## AIM OF THE TASK
Show each line of the entries below in which the word "JSON" appears.

┌─ INFORMATION PROVIDED

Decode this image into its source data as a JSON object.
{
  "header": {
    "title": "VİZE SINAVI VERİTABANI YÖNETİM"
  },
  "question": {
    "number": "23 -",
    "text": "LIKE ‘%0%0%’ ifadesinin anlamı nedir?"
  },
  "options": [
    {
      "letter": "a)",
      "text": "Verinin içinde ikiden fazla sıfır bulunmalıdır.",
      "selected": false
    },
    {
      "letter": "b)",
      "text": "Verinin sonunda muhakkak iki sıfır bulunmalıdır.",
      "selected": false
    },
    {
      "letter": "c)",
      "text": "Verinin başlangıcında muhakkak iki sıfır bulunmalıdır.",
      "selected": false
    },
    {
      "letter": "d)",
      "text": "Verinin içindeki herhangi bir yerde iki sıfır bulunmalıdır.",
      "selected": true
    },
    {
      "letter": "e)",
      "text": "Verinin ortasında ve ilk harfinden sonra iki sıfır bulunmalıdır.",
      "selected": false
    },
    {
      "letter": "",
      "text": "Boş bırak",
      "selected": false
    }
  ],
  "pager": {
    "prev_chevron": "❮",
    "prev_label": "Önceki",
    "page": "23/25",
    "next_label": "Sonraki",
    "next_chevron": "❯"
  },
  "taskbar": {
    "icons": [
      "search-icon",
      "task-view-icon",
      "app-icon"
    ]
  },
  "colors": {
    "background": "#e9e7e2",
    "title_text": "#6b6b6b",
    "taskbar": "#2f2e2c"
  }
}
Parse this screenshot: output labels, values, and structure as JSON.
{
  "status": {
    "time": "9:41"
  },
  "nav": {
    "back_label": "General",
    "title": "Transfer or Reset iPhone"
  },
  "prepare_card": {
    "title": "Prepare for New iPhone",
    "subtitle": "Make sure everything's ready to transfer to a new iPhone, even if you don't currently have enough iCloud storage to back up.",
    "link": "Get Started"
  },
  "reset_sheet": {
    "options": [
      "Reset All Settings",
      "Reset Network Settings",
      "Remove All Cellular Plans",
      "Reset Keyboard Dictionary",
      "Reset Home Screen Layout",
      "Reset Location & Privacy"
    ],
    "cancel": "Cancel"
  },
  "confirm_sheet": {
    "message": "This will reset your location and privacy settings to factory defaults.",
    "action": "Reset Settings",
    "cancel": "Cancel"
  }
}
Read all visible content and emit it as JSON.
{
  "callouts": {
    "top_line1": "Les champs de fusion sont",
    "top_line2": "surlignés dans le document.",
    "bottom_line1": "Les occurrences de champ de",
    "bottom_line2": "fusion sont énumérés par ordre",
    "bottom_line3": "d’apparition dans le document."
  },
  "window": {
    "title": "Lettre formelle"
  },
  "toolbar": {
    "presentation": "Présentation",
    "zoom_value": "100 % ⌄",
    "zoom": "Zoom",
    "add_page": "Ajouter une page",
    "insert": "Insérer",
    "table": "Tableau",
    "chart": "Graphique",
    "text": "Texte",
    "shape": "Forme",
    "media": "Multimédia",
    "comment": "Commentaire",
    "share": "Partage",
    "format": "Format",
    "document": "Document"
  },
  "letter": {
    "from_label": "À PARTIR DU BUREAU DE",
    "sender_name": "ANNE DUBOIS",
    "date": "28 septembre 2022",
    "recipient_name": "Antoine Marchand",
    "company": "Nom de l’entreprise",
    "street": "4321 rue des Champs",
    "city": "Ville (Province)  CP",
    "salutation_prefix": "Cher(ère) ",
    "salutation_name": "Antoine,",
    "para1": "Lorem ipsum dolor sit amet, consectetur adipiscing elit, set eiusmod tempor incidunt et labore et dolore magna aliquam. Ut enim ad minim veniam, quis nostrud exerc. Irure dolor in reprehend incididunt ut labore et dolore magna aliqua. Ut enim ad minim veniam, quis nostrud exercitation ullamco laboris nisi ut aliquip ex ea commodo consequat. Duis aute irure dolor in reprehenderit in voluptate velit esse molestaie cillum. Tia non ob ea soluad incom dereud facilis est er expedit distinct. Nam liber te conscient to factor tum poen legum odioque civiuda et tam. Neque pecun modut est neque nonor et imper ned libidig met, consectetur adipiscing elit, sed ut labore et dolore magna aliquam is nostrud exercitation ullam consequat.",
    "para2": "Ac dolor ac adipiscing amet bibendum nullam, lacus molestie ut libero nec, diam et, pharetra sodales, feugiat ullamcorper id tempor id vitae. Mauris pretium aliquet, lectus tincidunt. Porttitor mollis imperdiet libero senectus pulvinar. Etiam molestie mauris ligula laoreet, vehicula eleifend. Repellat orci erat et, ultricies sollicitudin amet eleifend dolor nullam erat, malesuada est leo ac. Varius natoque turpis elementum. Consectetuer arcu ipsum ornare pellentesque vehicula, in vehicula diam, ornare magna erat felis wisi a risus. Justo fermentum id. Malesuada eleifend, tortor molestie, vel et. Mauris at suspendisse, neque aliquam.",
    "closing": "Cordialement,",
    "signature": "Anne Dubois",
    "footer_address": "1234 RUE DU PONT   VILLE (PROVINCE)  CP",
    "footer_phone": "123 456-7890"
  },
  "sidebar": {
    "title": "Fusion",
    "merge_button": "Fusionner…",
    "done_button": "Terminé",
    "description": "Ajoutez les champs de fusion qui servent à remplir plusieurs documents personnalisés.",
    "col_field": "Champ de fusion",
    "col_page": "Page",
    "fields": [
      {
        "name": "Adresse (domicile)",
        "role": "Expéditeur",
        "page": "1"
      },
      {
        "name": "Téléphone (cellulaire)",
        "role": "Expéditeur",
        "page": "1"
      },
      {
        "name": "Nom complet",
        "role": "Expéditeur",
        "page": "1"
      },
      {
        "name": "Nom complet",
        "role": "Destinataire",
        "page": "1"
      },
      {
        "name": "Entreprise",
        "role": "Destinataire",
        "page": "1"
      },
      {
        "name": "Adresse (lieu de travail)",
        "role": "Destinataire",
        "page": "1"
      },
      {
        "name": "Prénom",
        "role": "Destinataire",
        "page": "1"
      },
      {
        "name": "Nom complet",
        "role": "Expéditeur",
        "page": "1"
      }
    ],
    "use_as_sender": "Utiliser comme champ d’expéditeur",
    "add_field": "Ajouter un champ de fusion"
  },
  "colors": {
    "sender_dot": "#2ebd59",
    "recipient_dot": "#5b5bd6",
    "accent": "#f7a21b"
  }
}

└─

## RESULT OF THIS TASK
Decode this image into its source data as a JSON object.
Parse this screenshot: output labels, values, and structure as JSON.
Read all visible content and emit it as JSON.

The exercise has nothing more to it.